WHAT YOU ARE ASKED TO DO »
Within the entries below, every line containing "text" is to be copied.

SUPPLIED MATERIAL »
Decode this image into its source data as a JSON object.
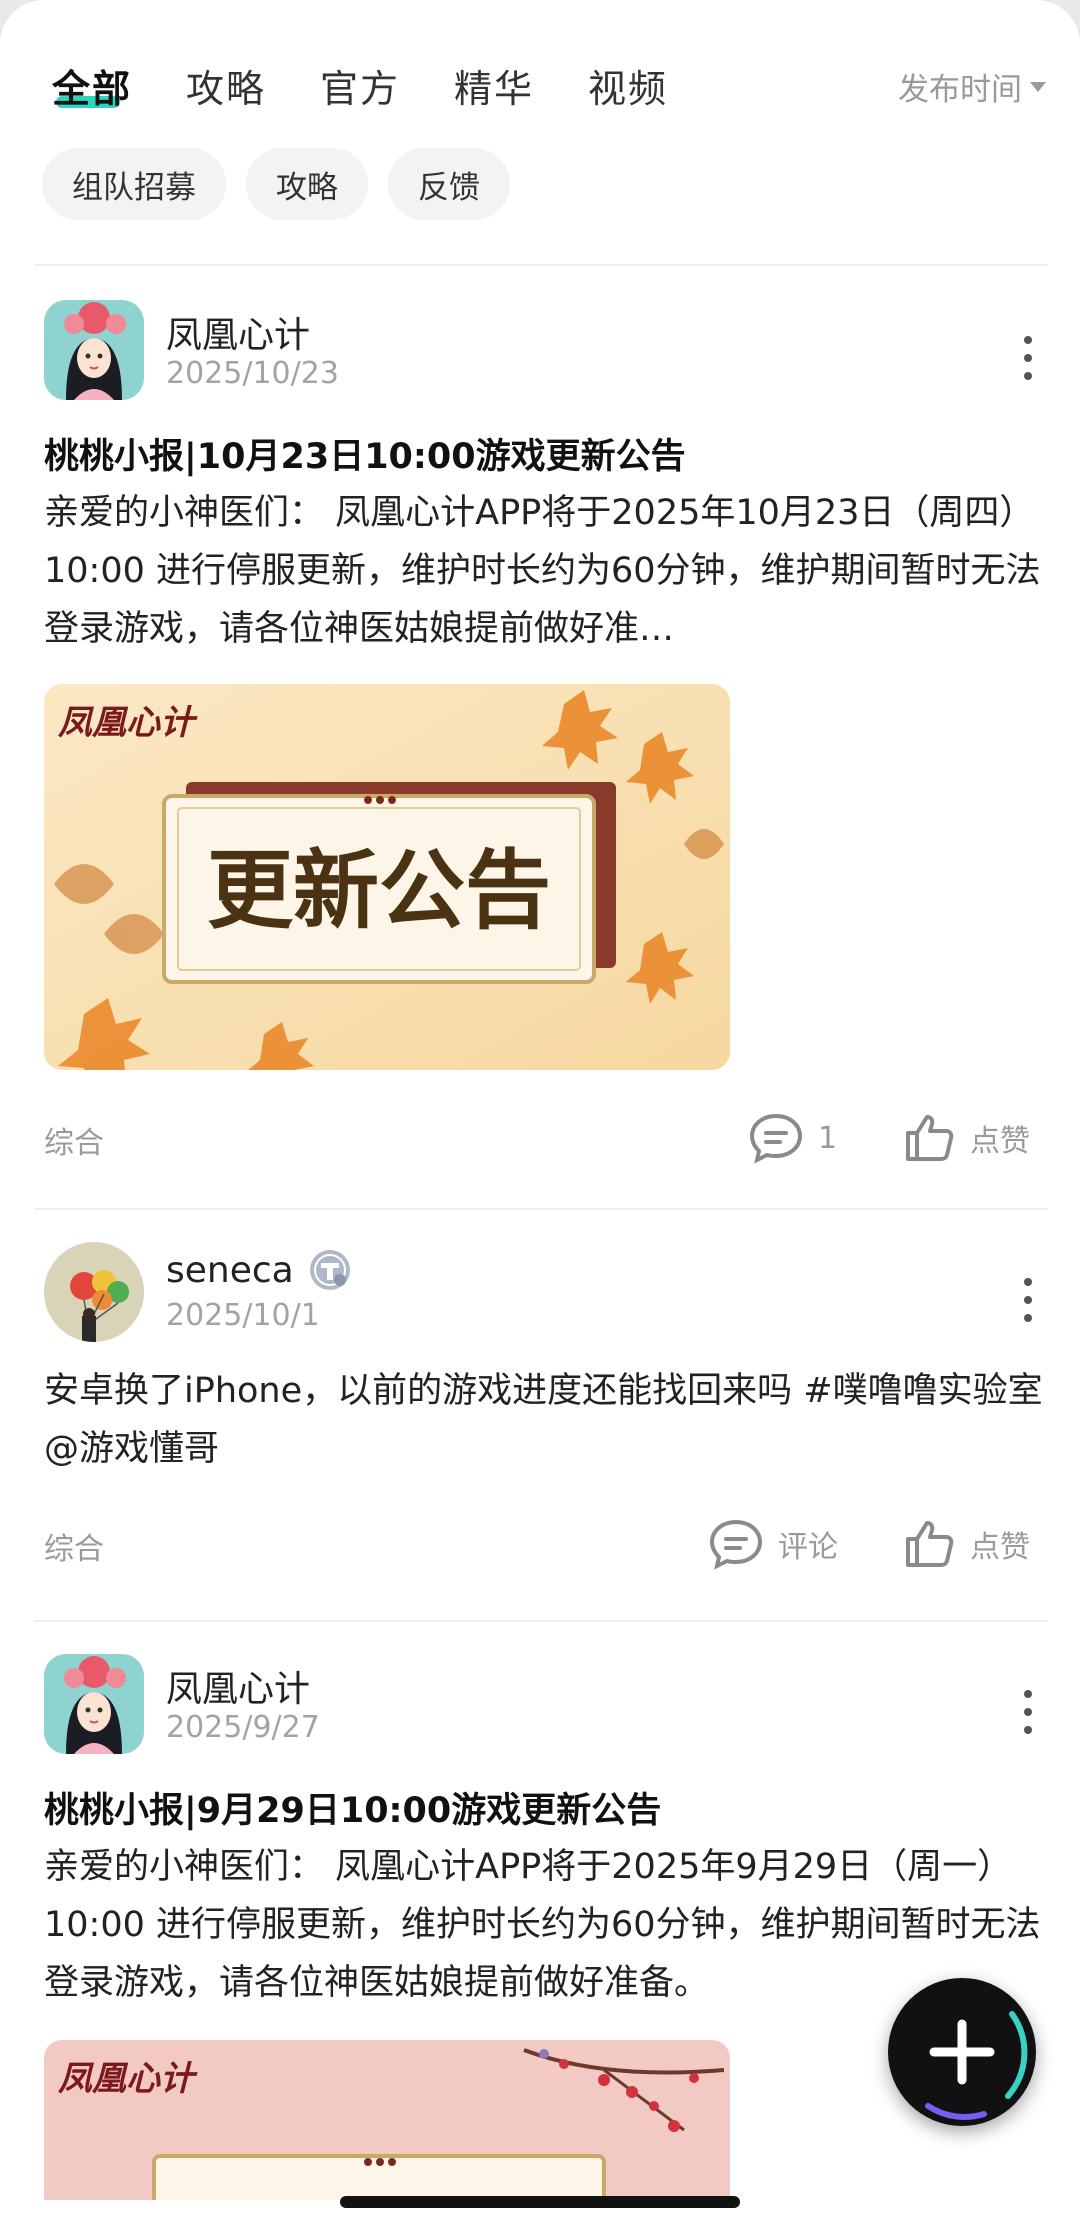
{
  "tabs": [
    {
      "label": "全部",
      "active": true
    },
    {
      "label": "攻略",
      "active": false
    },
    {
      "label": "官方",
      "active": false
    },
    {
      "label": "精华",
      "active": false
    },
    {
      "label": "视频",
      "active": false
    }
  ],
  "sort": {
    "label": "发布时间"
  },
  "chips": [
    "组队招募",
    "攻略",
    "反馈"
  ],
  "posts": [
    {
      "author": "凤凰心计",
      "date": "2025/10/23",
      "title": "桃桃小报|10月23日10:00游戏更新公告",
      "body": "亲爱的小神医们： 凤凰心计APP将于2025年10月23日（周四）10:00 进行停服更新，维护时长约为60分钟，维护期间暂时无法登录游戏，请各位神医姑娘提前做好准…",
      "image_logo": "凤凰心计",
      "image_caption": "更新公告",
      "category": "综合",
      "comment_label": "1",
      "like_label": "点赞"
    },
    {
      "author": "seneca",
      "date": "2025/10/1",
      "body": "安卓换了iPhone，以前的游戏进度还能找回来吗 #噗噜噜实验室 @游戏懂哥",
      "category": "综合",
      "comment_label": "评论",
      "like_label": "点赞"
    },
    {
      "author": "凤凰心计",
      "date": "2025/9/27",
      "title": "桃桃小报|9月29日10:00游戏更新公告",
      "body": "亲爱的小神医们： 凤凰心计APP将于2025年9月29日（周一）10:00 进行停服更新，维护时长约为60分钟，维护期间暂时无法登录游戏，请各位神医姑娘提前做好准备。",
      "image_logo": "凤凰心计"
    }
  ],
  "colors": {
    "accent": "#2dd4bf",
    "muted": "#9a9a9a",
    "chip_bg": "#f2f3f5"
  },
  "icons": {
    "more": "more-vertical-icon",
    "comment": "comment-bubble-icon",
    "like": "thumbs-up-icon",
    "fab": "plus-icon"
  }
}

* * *

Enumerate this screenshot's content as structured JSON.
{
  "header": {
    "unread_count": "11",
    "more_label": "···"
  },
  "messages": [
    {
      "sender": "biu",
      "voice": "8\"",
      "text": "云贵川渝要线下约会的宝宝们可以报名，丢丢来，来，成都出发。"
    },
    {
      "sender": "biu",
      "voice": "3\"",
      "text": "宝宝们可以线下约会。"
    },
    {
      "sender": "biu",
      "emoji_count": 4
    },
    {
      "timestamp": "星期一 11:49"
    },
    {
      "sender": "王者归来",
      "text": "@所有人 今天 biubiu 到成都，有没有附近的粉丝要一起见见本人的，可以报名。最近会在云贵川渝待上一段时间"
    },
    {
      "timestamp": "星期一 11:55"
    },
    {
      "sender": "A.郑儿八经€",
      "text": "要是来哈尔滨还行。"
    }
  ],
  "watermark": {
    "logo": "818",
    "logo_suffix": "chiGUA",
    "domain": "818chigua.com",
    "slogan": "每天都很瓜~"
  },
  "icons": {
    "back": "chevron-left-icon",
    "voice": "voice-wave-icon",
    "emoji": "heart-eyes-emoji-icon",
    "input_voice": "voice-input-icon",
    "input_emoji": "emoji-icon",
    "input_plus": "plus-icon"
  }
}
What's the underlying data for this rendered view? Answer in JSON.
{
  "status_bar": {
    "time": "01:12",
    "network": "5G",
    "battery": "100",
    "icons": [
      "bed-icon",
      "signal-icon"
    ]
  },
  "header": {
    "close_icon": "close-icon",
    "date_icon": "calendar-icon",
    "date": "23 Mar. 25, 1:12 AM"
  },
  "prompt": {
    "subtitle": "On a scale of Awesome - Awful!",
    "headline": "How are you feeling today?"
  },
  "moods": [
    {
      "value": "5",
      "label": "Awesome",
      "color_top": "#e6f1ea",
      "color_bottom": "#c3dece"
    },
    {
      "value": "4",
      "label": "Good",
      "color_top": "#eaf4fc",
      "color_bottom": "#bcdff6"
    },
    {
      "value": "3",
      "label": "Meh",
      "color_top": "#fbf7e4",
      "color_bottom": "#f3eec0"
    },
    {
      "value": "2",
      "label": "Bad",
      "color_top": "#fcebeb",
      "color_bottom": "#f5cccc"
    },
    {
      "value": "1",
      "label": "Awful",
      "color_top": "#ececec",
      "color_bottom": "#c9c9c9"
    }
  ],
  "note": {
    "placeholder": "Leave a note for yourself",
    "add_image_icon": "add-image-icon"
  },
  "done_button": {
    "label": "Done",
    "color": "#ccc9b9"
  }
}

TASK OUTPUT »
      "text": "云贵川渝要线下约会的宝宝们可以报名，丢丢来，来，成都出发。"
      "text": "宝宝们可以线下约会。"
      "text": "@所有人 今天 biubiu 到成都，有没有附近的粉丝要一起见见本人的，可以报名。最近会在云贵川渝待上一段时间"
      "text": "要是来哈尔滨还行。"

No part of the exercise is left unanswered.